City Votes to Buy Tower Theatre, Thwarting Purchase by Church
In a debate that mirrored a courtroom hearing — which it may eventually lead to — the Fresno City Council voted 4-3 on Thursday to buy the Tower Theatre.
The deal has a nominal price of $6.5 million to be paid to the theater’s owners for the iconic Tower District venue and other parcels on the property. The owners of the Sequoia Brewing Company restaurant will be able to purchase the property they lease for $1.2 million, financed by the city through a loan. Also, the city agreed to defend against any lawsuits in court and pay any damages.
The motions sponsors, Esmeralda Soria and Miguel Arias were joined by Tyler Maxwell and Nelson Esparza in the affirmative. Mike Karbassi, Garry Bredefeld and Luis Chavez voted no.
The drama started in 2020, while in the throes of the pandemic, the owners of the Tower Theatre agreed to sell the property to Adventure Church. That led to weekly protests organized by the Tower District community, and lawsuits. Sequoia Brewing Company successfully argued in court it had a contractual first right to buy the building it leases from the theater before the property was offered to another buyer.
The restaurant’s lawsuits have put the sale to the church on hold. That led to the church filing a lawsuit against the Tower Theatre owners. They claimed the theater did not deal in good faith regarding the status of the Sequoia’s lease.
While it was announced at the start of Thursday’s council meeting that Mayor Jerry Dyer would have the right to veto the deal, multiple councilmembers told GV Wire privately that the veto only pertains to a part of the agreement that addresses the preservation of the historic theater. The issue was not clarified publicly.
The city charter states the mayor’s veto does not extend to land use decisions.
Lots of Questions in Long Debate
Soria and Arias said preservation was the driving factor in the purchase as well as retaining the property’s large parking lot for public use.
Karbassi played the role of prosecutor, asking several questions about the deal’s financing. Some of those questions could not be answered publicly because of confidentiality requirements, city officials said.
At one point, Karbassi made a rare move to subpoena Tower Theatre owner Laurence Abbate to appear and answer questions — a power the body has. City Attorney Douglas Sloan says that has never happened in the 16 years he has worked in Fresno. The subpoena motion failed on a 3-3 vote. The council then expressed the desire for Abbate to appear voluntarily.
Sloan announced that Abbate would appear but the final vote took place before the councilmembers could question him. One source said Abbate was present at City Hall but did not come into the chambers.
A skeptical Chavez said “Quite frankly, I just don’t believe Mr. Abbate, based on what’s happened, based on court proceedings, based on what he’s done in the past. I think he has been playing both sides. I think he’s trying to score a better deal.”
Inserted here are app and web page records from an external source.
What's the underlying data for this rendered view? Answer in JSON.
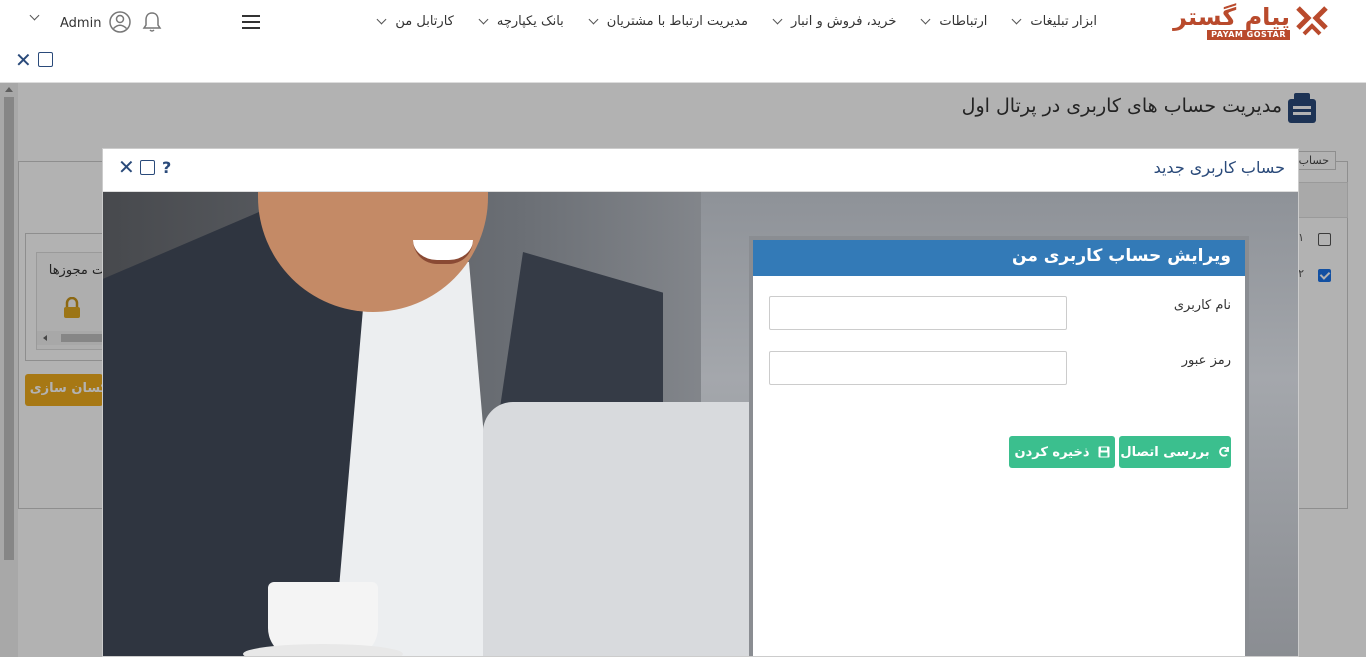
{
  "topbar": {
    "logo_text": "پیام گستر",
    "logo_sub": "PAYAM GOSTAR",
    "menu": [
      {
        "label": "کارتابل من"
      },
      {
        "label": "بانک یکپارچه"
      },
      {
        "label": "مدیریت ارتباط با مشتریان"
      },
      {
        "label": "خرید، فروش و انبار"
      },
      {
        "label": "ارتباطات"
      },
      {
        "label": "ابزار تبلیغات"
      }
    ],
    "user_name": "Admin"
  },
  "outer_window": {
    "close_glyph": "✕"
  },
  "page": {
    "title": "مدیریت حساب های کاربری در پرتال اول",
    "tab_label": "حساب",
    "row_numbers": [
      "۱",
      "۲"
    ],
    "perm_label": "مدیریت مجوزها",
    "update_button": "یکسان سازی خطوط"
  },
  "modal": {
    "title": "حساب کاربری جدید",
    "close_glyph": "✕",
    "help_glyph": "?",
    "card": {
      "title": "ویرایش حساب کاربری من",
      "username_label": "نام کاربری",
      "username_value": "",
      "password_label": "رمز عبور",
      "password_value": "",
      "check_button": "بررسی اتصال",
      "save_button": "ذخیره کردن"
    }
  },
  "colors": {
    "brand": "#b94a2c",
    "accent": "#337ab7",
    "success": "#3bbf8e",
    "warning": "#f0ad1e",
    "header_text": "#2a4a7a"
  }
}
The debate also centered on whether Adventure Church still has a valid deal to purchase the Tower Theatre. David Emerzian, attorney for the church, presented his case that the answer is yes. He says the church paid more than $800,000 into escrow which is still open and even released $15,000 to Abbate to front legal fees.
Sloan says that was incomplete information and there had been past communication between the church and theater to terminate escrow. Sloan did not elaborate, citing attorney-client privilege.
The appraised value of the Tower Theatre property — which includes multiple restaurants — is $5 million. Councilman Garry Bredefeld and Karbassi expressed concern that the city would be paying over appraised value.
The church’s lawsuit returns to court in June.
Hours of Public Comment
Prior to the meeting, the city council received 503 comments. On Thursday, approximately 65 people spoke during public comment for more than two hours.
Pastor Anthony Flores dared the council to buy the theatre.
“I hope you pass it today, so I cannot wait for my day in court to hold the city responsible,” Flores said. He also questioned the loan the city plans to provide to Sequoia Brewing Company.
Emerzian presented the city council with a large stack of legal briefs.
“What you are doing is essentially opening up … the city of Fresno’s checkbook to damages. Your case hinges upon whether or not Adventure Church has a valid contract. The church has made it very clear the contract is in full force and effect,” Emerzian said.
At its heart, the lawsuits Tower Theatre faces are contractual in nature involving real estate. Several audience members who commented spoke about religion, the beliefs of Adventure Church, and whether a church is zoned to use Tower Theatre.
Haley White with The Fools Collaborative, a supporter of the sale, had a suggestion for the church.
“Why don’t you use church money and tithes to buy a building that actually fits your growing congregation and doesn’t harm thousands of your neighbors?” she asked.
While most of the public comment session was tense, there was a moment of levity. One speaker expressed his support in 15 seconds.
“Record for shortest comment today. Much appreciated,” City Council President Nelson Esparza said.